Limerick's new hurling champions will stay grounded vows manager John Kiely

John Kiely and Man of the Match Kyle Hayes

ALL IRELAND SHC success won’t change Limerick’s new hurling heroes promises manager John Kiely.

Limerick ended a 45 year wait for a Liam MacCarthy Cup title but the manager is adamant they show humility.

While Limerick haven’t tasted senior success, the manager said that underage titles had not affected them.

“They’ve coped with everything so far. I suppose obviously we’re going to have to keep an eye out and look out for fellas. The most important thing is that they look out for each other and we spoke about it coming back on the bus yesterday, humility is one of the great attributes that all the great teams have had. If you look at the Kilkenny teams for the last 15 years, the humility that those fellas have shown is an example to all players I think,” outlined John Kiely.

”They’ve carried success very well on their shoulders and the challenge to these boys is to be able to carry their success on their shoulders and I think what we said yesterday was, the fellas we were a year ago, we’d like to be the same fellas in a year’s time. If we can be the same people we were a year ago in a year’s time, I think we’ll have done a very good job,” he explained.

“They’ve done it ok so far, that’s what I’ll say. They’ve done it ok so far at schools, at colleges. UL won the Fitzgibbon the Saturday and we were in Antrim on the Sunday and we were back in training with the UL lads on the Tuesday. We acknowledged their win and we moved on. That was it.

"It wasn’t mentioned again until yesterday coming out from Croke Park because acknowledged it as one of the major stepping stones for the team this year because it meant so much to the players that we acknowledged the importance of the Fitzgibbon competition and allowed them to play the final and stay at home and celebrate with their college mates and they were given the freedom of the city for the night, ‘Go and do what you want to do, enjoy yourselves, we’ll see you on Tuesday night at training’. That’s important. We didn’t tell them they had to be home or not to drink or whatever it might be. We told them to go and enjoy themselves and I think that’s hugely important,” he detailed of his man-management.

Kiely pointed to the Allianz League win over Galway in March as a turning point for the season.

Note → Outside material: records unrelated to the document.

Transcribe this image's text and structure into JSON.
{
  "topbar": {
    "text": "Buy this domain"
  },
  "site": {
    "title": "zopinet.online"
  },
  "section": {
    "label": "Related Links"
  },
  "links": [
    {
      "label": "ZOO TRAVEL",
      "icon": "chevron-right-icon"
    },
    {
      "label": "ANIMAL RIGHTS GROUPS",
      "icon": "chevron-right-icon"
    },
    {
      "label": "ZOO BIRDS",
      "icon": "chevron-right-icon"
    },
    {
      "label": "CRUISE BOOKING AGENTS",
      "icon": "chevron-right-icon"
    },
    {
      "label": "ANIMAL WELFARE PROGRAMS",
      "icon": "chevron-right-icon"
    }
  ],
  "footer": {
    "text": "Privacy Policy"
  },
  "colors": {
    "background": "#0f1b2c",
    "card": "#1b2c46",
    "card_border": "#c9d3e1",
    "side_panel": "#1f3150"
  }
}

 “In a hurling context, listen, Galway was big. We didn’t acknowledge that during the course of the season but that was a fairly big moment above there. We were, what, eight points down? Nine points down?

"Half-time, the temptation was there to make a few changes and we went into the dressing room with a completely different message. We told the players, ‘No, we’re here, you’re eight down, we’re trusting ye 100%, ye can turn this around’, and they took great confidence from that.

"We didn’t panic or we didn’t react or we didn’t lay blame anywhere. We were just happy to keep going, we stuck to the process, we stuck to the game plan and that was massive,” he added.